What you have to do: Please repeat every record exactly, leaving out any pictures.

Web page and app entries:
[Start of section]
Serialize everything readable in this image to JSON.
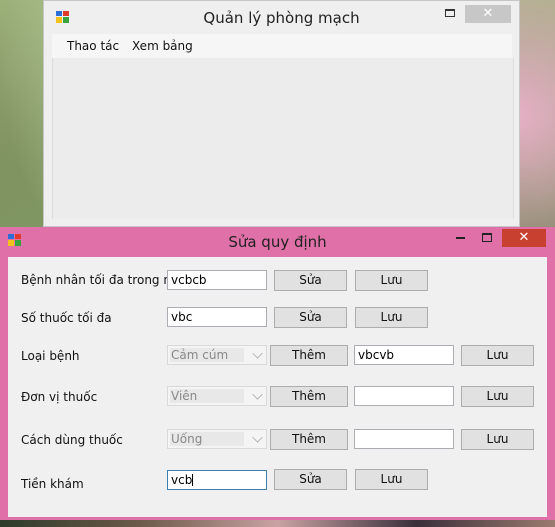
{
  "main_window": {
    "title": "Quản lý phòng mạch",
    "menu": [
      "Thao tác",
      "Xem bảng"
    ],
    "close_glyph": "✕"
  },
  "dialog": {
    "title": "Sửa quy định",
    "close_glyph": "✕",
    "rows": [
      {
        "label": "Bệnh nhân tối đa trong ngày",
        "kind": "text",
        "value": "vcbcb",
        "buttons": [
          "Sửa",
          "Lưu"
        ]
      },
      {
        "label": "Số thuốc tối đa",
        "kind": "text",
        "value": "vbc",
        "buttons": [
          "Sửa",
          "Lưu"
        ]
      },
      {
        "label": "Loại bệnh",
        "kind": "combo",
        "combo_value": "Cảm cúm",
        "add_button": "Thêm",
        "new_value": "vbcvb",
        "save_button": "Lưu"
      },
      {
        "label": "Đơn vị thuốc",
        "kind": "combo",
        "combo_value": "Viên",
        "add_button": "Thêm",
        "new_value": "",
        "save_button": "Lưu"
      },
      {
        "label": "Cách dùng thuốc",
        "kind": "combo",
        "combo_value": "Uống",
        "add_button": "Thêm",
        "new_value": "",
        "save_button": "Lưu"
      },
      {
        "label": "Tiền khám",
        "kind": "text",
        "value": "vcb",
        "buttons": [
          "Sửa",
          "Lưu"
        ]
      }
    ]
  },
  "colors": {
    "dialog_frame": "#e070a8",
    "close_button": "#c8402f"
  },
  "icons": [
    "app-icon",
    "minimize-icon",
    "maximize-icon",
    "close-icon",
    "dropdown-arrow-icon"
  ]
}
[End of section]
Reply:
Serialize everything readable in this image to JSON.
{
  "main_window": {
    "title": "Quản lý phòng mạch",
    "menu": [
      "Thao tác",
      "Xem bảng"
    ],
    "close_glyph": "✕"
  },
  "dialog": {
    "title": "Sửa quy định",
    "close_glyph": "✕",
    "rows": [
      {
        "label": "Bệnh nhân tối đa trong ngày",
        "kind": "text",
        "value": "vcbcb",
        "buttons": [
          "Sửa",
          "Lưu"
        ]
      },
      {
        "label": "Số thuốc tối đa",
        "kind": "text",
        "value": "vbc",
        "buttons": [
          "Sửa",
          "Lưu"
        ]
      },
      {
        "label": "Loại bệnh",
        "kind": "combo",
        "combo_value": "Cảm cúm",
        "add_button": "Thêm",
        "new_value": "vbcvb",
        "save_button": "Lưu"
      },
      {
        "label": "Đơn vị thuốc",
        "kind": "combo",
        "combo_value": "Viên",
        "add_button": "Thêm",
        "new_value": "",
        "save_button": "Lưu"
      },
      {
        "label": "Cách dùng thuốc",
        "kind": "combo",
        "combo_value": "Uống",
        "add_button": "Thêm",
        "new_value": "",
        "save_button": "Lưu"
      },
      {
        "label": "Tiền khám",
        "kind": "text",
        "value": "vcb",
        "buttons": [
          "Sửa",
          "Lưu"
        ]
      }
    ]
  },
  "colors": {
    "dialog_frame": "#e070a8",
    "close_button": "#c8402f"
  },
  "icons": [
    "app-icon",
    "minimize-icon",
    "maximize-icon",
    "close-icon",
    "dropdown-arrow-icon"
  ]
}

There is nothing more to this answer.